*** Opening SUPPLIED ENTRIES ***

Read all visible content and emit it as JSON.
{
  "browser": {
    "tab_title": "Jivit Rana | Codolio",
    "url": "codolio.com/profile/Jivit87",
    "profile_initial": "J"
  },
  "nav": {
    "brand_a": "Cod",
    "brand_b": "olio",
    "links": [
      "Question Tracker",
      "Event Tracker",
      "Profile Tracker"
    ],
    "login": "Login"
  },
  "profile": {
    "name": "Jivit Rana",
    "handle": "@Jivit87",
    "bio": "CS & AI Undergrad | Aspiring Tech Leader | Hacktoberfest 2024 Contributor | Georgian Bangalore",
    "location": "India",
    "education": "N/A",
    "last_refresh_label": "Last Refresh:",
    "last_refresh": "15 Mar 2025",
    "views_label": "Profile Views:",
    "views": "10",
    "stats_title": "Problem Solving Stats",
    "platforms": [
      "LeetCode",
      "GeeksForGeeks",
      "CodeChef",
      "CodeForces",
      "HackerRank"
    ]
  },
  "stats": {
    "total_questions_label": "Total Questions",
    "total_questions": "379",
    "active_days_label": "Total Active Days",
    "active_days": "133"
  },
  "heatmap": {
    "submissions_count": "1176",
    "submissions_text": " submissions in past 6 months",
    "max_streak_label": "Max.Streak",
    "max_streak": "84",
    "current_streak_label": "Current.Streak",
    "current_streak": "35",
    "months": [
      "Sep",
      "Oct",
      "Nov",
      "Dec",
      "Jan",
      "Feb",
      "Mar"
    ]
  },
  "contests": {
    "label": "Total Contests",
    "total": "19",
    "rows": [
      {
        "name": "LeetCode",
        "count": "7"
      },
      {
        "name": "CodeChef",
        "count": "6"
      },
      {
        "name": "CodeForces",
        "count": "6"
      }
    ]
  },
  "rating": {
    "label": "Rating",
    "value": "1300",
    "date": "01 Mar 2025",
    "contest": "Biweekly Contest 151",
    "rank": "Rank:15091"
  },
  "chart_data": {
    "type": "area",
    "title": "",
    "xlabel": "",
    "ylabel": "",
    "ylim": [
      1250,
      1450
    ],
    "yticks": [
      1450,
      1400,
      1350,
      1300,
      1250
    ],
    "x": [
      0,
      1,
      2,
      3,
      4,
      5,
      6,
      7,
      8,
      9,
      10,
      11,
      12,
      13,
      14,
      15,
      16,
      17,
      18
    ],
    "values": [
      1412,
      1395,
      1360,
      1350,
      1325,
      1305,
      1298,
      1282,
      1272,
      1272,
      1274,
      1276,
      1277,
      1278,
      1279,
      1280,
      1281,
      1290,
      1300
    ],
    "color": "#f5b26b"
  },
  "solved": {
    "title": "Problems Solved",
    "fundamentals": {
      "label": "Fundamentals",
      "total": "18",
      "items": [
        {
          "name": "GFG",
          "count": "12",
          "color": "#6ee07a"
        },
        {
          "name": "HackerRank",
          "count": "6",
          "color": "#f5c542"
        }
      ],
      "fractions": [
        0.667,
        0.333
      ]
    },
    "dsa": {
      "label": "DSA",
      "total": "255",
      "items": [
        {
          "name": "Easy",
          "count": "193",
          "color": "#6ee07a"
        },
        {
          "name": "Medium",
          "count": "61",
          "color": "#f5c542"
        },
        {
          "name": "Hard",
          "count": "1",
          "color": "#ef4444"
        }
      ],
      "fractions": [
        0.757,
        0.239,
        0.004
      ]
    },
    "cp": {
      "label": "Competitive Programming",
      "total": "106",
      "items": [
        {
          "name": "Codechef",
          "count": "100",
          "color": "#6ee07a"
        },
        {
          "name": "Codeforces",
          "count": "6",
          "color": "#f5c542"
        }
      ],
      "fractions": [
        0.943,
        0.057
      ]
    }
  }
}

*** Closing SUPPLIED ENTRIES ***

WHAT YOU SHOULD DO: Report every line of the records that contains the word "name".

SOLVED EXERCISE:
    "name": "Jivit Rana",
        "name": "LeetCode",
        "name": "CodeChef",
        "name": "CodeForces",
          "name": "GFG",
          "name": "HackerRank",
          "name": "Easy",
          "name": "Medium",
          "name": "Hard",
          "name": "Codechef",
          "name": "Codeforces",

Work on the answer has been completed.